Write out the listing exactly as it is given.

LISTED ENTRIES section start

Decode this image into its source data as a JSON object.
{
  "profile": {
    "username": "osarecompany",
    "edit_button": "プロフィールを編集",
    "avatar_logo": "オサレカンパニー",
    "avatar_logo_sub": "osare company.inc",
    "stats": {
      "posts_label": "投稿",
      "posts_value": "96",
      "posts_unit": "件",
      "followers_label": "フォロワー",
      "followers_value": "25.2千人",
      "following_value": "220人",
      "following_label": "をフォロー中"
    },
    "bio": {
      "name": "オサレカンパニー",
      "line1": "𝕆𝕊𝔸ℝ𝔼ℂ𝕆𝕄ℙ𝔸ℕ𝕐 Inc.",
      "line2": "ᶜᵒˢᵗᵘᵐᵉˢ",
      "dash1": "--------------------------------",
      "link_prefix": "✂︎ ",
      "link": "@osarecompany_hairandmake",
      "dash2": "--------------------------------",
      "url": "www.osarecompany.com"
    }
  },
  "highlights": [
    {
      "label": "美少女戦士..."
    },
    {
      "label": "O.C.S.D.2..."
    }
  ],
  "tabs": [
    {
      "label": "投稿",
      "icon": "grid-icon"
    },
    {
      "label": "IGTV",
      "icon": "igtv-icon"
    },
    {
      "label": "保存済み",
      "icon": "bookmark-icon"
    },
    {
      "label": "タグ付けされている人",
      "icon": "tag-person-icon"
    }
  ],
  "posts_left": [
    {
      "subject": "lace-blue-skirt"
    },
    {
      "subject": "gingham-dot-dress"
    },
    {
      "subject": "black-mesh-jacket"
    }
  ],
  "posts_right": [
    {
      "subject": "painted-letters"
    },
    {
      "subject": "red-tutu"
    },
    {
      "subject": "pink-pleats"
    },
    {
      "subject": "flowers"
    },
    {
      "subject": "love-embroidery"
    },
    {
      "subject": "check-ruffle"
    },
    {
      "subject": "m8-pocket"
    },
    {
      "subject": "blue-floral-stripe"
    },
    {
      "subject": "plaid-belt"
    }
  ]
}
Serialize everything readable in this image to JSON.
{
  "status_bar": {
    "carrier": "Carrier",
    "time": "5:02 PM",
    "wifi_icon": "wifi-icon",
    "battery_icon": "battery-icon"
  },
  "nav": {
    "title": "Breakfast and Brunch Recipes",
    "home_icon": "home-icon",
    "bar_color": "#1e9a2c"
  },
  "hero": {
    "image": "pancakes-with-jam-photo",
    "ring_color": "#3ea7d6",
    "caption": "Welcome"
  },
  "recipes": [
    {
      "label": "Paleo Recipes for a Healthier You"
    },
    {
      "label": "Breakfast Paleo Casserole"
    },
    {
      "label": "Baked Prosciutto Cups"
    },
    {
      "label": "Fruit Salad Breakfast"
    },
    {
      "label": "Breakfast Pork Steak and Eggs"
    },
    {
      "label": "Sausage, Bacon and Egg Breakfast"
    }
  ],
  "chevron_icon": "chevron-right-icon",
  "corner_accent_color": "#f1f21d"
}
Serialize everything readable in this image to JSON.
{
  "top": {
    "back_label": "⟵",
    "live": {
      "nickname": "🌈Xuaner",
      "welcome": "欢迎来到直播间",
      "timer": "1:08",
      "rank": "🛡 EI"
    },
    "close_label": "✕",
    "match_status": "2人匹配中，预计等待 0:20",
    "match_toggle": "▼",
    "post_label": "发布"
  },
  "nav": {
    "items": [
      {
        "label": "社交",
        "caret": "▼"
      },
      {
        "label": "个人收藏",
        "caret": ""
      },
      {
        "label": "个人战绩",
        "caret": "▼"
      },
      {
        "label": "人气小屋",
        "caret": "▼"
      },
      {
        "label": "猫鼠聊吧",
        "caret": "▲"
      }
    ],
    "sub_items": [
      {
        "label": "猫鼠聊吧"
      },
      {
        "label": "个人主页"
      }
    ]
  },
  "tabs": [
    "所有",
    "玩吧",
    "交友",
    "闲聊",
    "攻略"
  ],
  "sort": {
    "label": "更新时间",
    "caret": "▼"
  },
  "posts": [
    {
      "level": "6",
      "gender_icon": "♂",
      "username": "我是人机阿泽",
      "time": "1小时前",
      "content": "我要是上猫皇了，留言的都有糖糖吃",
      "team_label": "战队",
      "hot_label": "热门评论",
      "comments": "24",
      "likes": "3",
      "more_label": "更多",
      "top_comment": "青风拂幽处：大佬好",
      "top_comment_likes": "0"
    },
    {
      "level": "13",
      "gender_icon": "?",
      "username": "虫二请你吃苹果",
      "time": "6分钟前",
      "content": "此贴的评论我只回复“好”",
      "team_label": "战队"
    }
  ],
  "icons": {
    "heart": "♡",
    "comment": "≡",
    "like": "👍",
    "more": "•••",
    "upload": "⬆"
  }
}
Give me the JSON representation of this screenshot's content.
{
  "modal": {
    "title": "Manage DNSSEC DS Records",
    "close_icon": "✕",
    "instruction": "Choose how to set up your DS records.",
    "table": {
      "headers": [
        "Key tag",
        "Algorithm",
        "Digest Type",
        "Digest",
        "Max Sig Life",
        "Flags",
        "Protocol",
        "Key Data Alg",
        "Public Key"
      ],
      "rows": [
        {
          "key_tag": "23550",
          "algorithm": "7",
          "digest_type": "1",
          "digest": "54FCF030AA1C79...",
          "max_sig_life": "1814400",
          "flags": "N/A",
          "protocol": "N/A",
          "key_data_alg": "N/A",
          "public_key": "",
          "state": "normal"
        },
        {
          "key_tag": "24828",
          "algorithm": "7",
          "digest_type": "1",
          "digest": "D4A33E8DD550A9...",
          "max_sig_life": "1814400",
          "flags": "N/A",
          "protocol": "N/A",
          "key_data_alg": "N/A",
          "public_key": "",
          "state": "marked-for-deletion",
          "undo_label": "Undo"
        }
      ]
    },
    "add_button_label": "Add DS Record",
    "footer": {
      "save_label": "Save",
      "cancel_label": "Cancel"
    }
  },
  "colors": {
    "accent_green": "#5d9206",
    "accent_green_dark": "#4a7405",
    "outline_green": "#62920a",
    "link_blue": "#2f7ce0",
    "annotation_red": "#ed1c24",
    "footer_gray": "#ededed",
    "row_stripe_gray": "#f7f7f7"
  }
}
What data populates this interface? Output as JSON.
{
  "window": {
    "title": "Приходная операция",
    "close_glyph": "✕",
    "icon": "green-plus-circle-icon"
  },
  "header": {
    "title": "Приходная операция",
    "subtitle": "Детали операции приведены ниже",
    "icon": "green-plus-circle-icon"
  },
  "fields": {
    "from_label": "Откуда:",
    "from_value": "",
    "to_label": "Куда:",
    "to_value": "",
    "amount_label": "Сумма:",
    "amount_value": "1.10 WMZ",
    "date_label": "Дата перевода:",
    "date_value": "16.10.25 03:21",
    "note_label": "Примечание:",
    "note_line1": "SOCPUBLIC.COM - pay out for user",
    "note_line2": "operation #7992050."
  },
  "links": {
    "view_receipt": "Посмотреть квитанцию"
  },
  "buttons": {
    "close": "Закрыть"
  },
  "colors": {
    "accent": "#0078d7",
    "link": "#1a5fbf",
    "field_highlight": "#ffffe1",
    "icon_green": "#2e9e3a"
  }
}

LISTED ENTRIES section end

▸ RESPONSE TO THE TASK
Decode this image into its source data as a JSON object.
{
  "profile": {
    "username": "osarecompany",
    "edit_button": "プロフィールを編集",
    "avatar_logo": "オサレカンパニー",
    "avatar_logo_sub": "osare company.inc",
    "stats": {
      "posts_label": "投稿",
      "posts_value": "96",
      "posts_unit": "件",
      "followers_label": "フォロワー",
      "followers_value": "25.2千人",
      "following_value": "220人",
      "following_label": "をフォロー中"
    },
    "bio": {
      "name": "オサレカンパニー",
      "line1": "𝕆𝕊𝔸ℝ𝔼ℂ𝕆𝕄ℙ𝔸ℕ𝕐 Inc.",
      "line2": "ᶜᵒˢᵗᵘᵐᵉˢ",
      "dash1": "--------------------------------",
      "link_prefix": "✂︎ ",
      "link": "@osarecompany_hairandmake",
      "dash2": "--------------------------------",
      "url": "www.osarecompany.com"
    }
  },
  "highlights": [
    {
      "label": "美少女戦士..."
    },
    {
      "label": "O.C.S.D.2..."
    }
  ],
  "tabs": [
    {
      "label": "投稿",
      "icon": "grid-icon"
    },
    {
      "label": "IGTV",
      "icon": "igtv-icon"
    },
    {
      "label": "保存済み",
      "icon": "bookmark-icon"
    },
    {
      "label": "タグ付けされている人",
      "icon": "tag-person-icon"
    }
  ],
  "posts_left": [
    {
      "subject": "lace-blue-skirt"
    },
    {
      "subject": "gingham-dot-dress"
    },
    {
      "subject": "black-mesh-jacket"
    }
  ],
  "posts_right": [
    {
      "subject": "painted-letters"
    },
    {
      "subject": "red-tutu"
    },
    {
      "subject": "pink-pleats"
    },
    {
      "subject": "flowers"
    },
    {
      "subject": "love-embroidery"
    },
    {
      "subject": "check-ruffle"
    },
    {
      "subject": "m8-pocket"
    },
    {
      "subject": "blue-floral-stripe"
    },
    {
      "subject": "plaid-belt"
    }
  ]
}
Serialize everything readable in this image to JSON.
{
  "status_bar": {
    "carrier": "Carrier",
    "time": "5:02 PM",
    "wifi_icon": "wifi-icon",
    "battery_icon": "battery-icon"
  },
  "nav": {
    "title": "Breakfast and Brunch Recipes",
    "home_icon": "home-icon",
    "bar_color": "#1e9a2c"
  },
  "hero": {
    "image": "pancakes-with-jam-photo",
    "ring_color": "#3ea7d6",
    "caption": "Welcome"
  },
  "recipes": [
    {
      "label": "Paleo Recipes for a Healthier You"
    },
    {
      "label": "Breakfast Paleo Casserole"
    },
    {
      "label": "Baked Prosciutto Cups"
    },
    {
      "label": "Fruit Salad Breakfast"
    },
    {
      "label": "Breakfast Pork Steak and Eggs"
    },
    {
      "label": "Sausage, Bacon and Egg Breakfast"
    }
  ],
  "chevron_icon": "chevron-right-icon",
  "corner_accent_color": "#f1f21d"
}
Serialize everything readable in this image to JSON.
{
  "top": {
    "back_label": "⟵",
    "live": {
      "nickname": "🌈Xuaner",
      "welcome": "欢迎来到直播间",
      "timer": "1:08",
      "rank": "🛡 EI"
    },
    "close_label": "✕",
    "match_status": "2人匹配中，预计等待 0:20",
    "match_toggle": "▼",
    "post_label": "发布"
  },
  "nav": {
    "items": [
      {
        "label": "社交",
        "caret": "▼"
      },
      {
        "label": "个人收藏",
        "caret": ""
      },
      {
        "label": "个人战绩",
        "caret": "▼"
      },
      {
        "label": "人气小屋",
        "caret": "▼"
      },
      {
        "label": "猫鼠聊吧",
        "caret": "▲"
      }
    ],
    "sub_items": [
      {
        "label": "猫鼠聊吧"
      },
      {
        "label": "个人主页"
      }
    ]
  },
  "tabs": [
    "所有",
    "玩吧",
    "交友",
    "闲聊",
    "攻略"
  ],
  "sort": {
    "label": "更新时间",
    "caret": "▼"
  },
  "posts": [
    {
      "level": "6",
      "gender_icon": "♂",
      "username": "我是人机阿泽",
      "time": "1小时前",
      "content": "我要是上猫皇了，留言的都有糖糖吃",
      "team_label": "战队",
      "hot_label": "热门评论",
      "comments": "24",
      "likes": "3",
      "more_label": "更多",
      "top_comment": "青风拂幽处：大佬好",
      "top_comment_likes": "0"
    },
    {
      "level": "13",
      "gender_icon": "?",
      "username": "虫二请你吃苹果",
      "time": "6分钟前",
      "content": "此贴的评论我只回复“好”",
      "team_label": "战队"
    }
  ],
  "icons": {
    "heart": "♡",
    "comment": "≡",
    "like": "👍",
    "more": "•••",
    "upload": "⬆"
  }
}
Give me the JSON representation of this screenshot's content.
{
  "modal": {
    "title": "Manage DNSSEC DS Records",
    "close_icon": "✕",
    "instruction": "Choose how to set up your DS records.",
    "table": {
      "headers": [
        "Key tag",
        "Algorithm",
        "Digest Type",
        "Digest",
        "Max Sig Life",
        "Flags",
        "Protocol",
        "Key Data Alg",
        "Public Key"
      ],
      "rows": [
        {
          "key_tag": "23550",
          "algorithm": "7",
          "digest_type": "1",
          "digest": "54FCF030AA1C79...",
          "max_sig_life": "1814400",
          "flags": "N/A",
          "protocol": "N/A",
          "key_data_alg": "N/A",
          "public_key": "",
          "state": "normal"
        },
        {
          "key_tag": "24828",
          "algorithm": "7",
          "digest_type": "1",
          "digest": "D4A33E8DD550A9...",
          "max_sig_life": "1814400",
          "flags": "N/A",
          "protocol": "N/A",
          "key_data_alg": "N/A",
          "public_key": "",
          "state": "marked-for-deletion",
          "undo_label": "Undo"
        }
      ]
    },
    "add_button_label": "Add DS Record",
    "footer": {
      "save_label": "Save",
      "cancel_label": "Cancel"
    }
  },
  "colors": {
    "accent_green": "#5d9206",
    "accent_green_dark": "#4a7405",
    "outline_green": "#62920a",
    "link_blue": "#2f7ce0",
    "annotation_red": "#ed1c24",
    "footer_gray": "#ededed",
    "row_stripe_gray": "#f7f7f7"
  }
}
What data populates this interface? Output as JSON.
{
  "window": {
    "title": "Приходная операция",
    "close_glyph": "✕",
    "icon": "green-plus-circle-icon"
  },
  "header": {
    "title": "Приходная операция",
    "subtitle": "Детали операции приведены ниже",
    "icon": "green-plus-circle-icon"
  },
  "fields": {
    "from_label": "Откуда:",
    "from_value": "",
    "to_label": "Куда:",
    "to_value": "",
    "amount_label": "Сумма:",
    "amount_value": "1.10 WMZ",
    "date_label": "Дата перевода:",
    "date_value": "16.10.25 03:21",
    "note_label": "Примечание:",
    "note_line1": "SOCPUBLIC.COM - pay out for user",
    "note_line2": "operation #7992050."
  },
  "links": {
    "view_receipt": "Посмотреть квитанцию"
  },
  "buttons": {
    "close": "Закрыть"
  },
  "colors": {
    "accent": "#0078d7",
    "link": "#1a5fbf",
    "field_highlight": "#ffffe1",
    "icon_green": "#2e9e3a"
  }
}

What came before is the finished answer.